For example, she worked with the San Francisco Treasurer’s Office of Financial Empowerment, a leader in addressing financial security and families, to surface local trends in student debt.
“What’s interesting is that California has lower student debt rates than other parts of the country, and the Bay Area is even lower, but these numbers mask local disparities. Some communities in Oakland, Treasure Island, and Bayview-Hunters Point in San Francisco have extremely high levels of delinquency and default. The thing about student debt is that it’s really difficult to discharge. It doesn’t go away with bankruptcy,” she explains.
The impact of carrying student debt can be particularly harsh for people who do not have a safety net.
“College is such an important vehicle for social and economic mobility. But if your family is hit with a financial shock or illness, you could end up with a debt that harms your credit score, which can affect your ability to find housing or employment. Quality educational institutions won’t just take tuition. They provide support to help people complete their courses and find employment that enables them to pay off their loans,” she says.
Exploring factors that influence power, privilege, and opportunity is a practice Shrimali supports internally at the San Francisco Fed as well. When the Bank decided to launch an Inclusion Alliance, she applied, and was chosen as a founding member.
“I’m not an inclusion and diversity expert by any stretch. As a community development researcher, my first inclination is to go deep into the root causes of inequities, rather than focusing on workplace strategies. So that’s the perspective I bring to the Inclusion Alliance,” she explains.
The employee-led group helps the organization define, develop, and initiate new practices that nurture an inclusive work environment. The idea is to continuously ensure employees feel heard and valued while creating spaces for authentic conversations.
Encouraging employees to talk openly and honestly about issues closely tied to personal identity is a challenge. To help start the dialogue, Shrimali led two workshops on identities, race, power, and privilege. The workshops focused on how everyone has both privileged and disadvantaged identities, the root causes of exclusion in society, and how these issues manifest in day-to-day interactions and in the workplace.
She wasn’t sure how they would go over.
“It was uncomfortable at first, pushing us to have potentially hard and uncomfortable conversations. I wasn’t sure how our workshops would be received,” she shares.
She had no reason to worry. The lunch-and-learn sessions were well-attended and received overwhelmingly positive feedback. So much so that in 2019, Shrimali’s peers honored her with an E3 Award in 2019.
“Being recognized for my work in the Inclusion Alliance felt incredibly gratifying,” she says. “It’s an indication that although these conversations hadn’t happed openly before, it’s not because people aren’t up for it. Developing a forum and having support from senior leadership means so much.”
Of course, Shrimali doesn’t spend all of her time thinking about intense social issues. “I enjoy spending time with friends and family, reading, action movies, and Masterpiece Theater-type stuff. I love exploring San Francisco with my family and being a tourist in our city—riding cable cars with my kids and walking the labyrinth at Grace Cathedral, which is one of my favorite places.
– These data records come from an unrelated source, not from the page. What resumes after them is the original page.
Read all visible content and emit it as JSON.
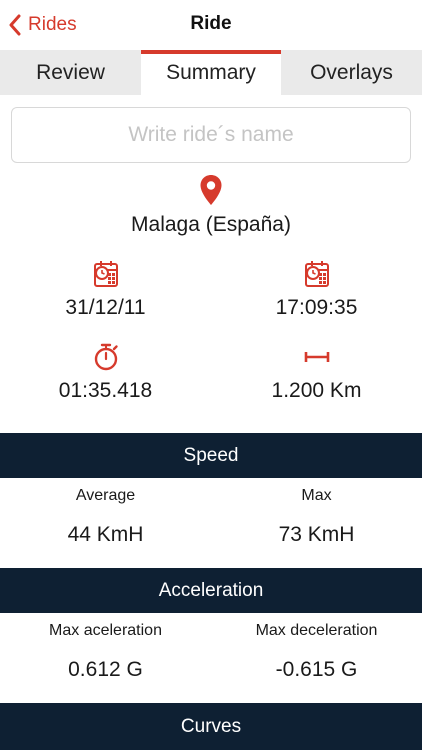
{
  "nav": {
    "back_label": "Rides",
    "title": "Ride"
  },
  "tabs": [
    {
      "label": "Review",
      "active": false
    },
    {
      "label": "Summary",
      "active": true
    },
    {
      "label": "Overlays",
      "active": false
    }
  ],
  "name_field": {
    "placeholder": "Write ride´s name",
    "value": ""
  },
  "location": {
    "text": "Malaga (España)",
    "icon": "location-pin-icon"
  },
  "stats": {
    "date": {
      "value": "31/12/11",
      "icon": "calendar-clock-icon"
    },
    "time": {
      "value": "17:09:35",
      "icon": "calendar-clock-icon"
    },
    "duration": {
      "value": "01:35.418",
      "icon": "stopwatch-icon"
    },
    "distance": {
      "value": "1.200 Km",
      "icon": "distance-ruler-icon"
    }
  },
  "sections": {
    "speed": {
      "title": "Speed",
      "left_label": "Average",
      "left_value": "44 KmH",
      "right_label": "Max",
      "right_value": "73 KmH"
    },
    "acceleration": {
      "title": "Acceleration",
      "left_label": "Max aceleration",
      "left_value": "0.612 G",
      "right_label": "Max deceleration",
      "right_value": "-0.615 G"
    },
    "curves": {
      "title": "Curves"
    }
  },
  "colors": {
    "accent": "#d63a2c",
    "band": "#0e2033",
    "tab_bg": "#eaeaea"
  }
}
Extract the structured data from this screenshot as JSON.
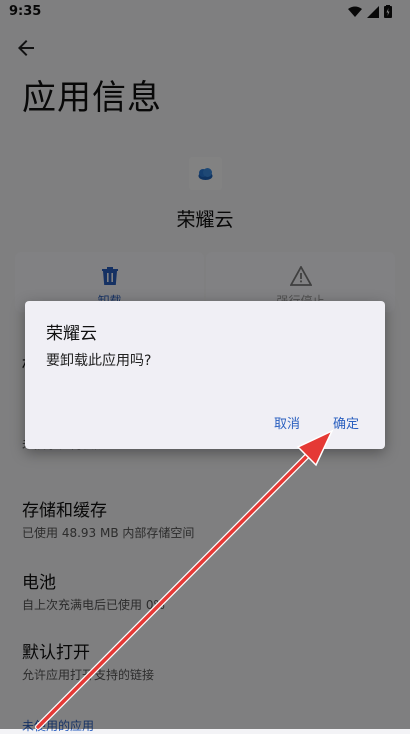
{
  "status_bar": {
    "time": "9:35"
  },
  "page": {
    "title": "应用信息"
  },
  "app": {
    "name": "荣耀云"
  },
  "actions": [
    {
      "label": "卸载"
    },
    {
      "label": "强行停止"
    }
  ],
  "rows": [
    {
      "title": "权限",
      "subtitle": "未授予任何权限"
    },
    {
      "title": "存储和缓存",
      "subtitle": "已使用 48.93 MB 内部存储空间"
    },
    {
      "title": "电池",
      "subtitle": "自上次充满电后已使用 0%"
    },
    {
      "title": "默认打开",
      "subtitle": "允许应用打开支持的链接"
    },
    {
      "title": "",
      "subtitle": "未使用的应用"
    }
  ],
  "dialog": {
    "title": "荣耀云",
    "message": "要卸载此应用吗?",
    "cancel_label": "取消",
    "ok_label": "确定"
  },
  "colors": {
    "accent": "#2a5fbf",
    "annotation_arrow": "#e53935"
  }
}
I also do a lot of sewing in early fall. My close friend (since fourth grade) and I have a tradition of making Halloween costumes for our kids. We start early and it’s an undertaking, but it scratches that creative itch for me.”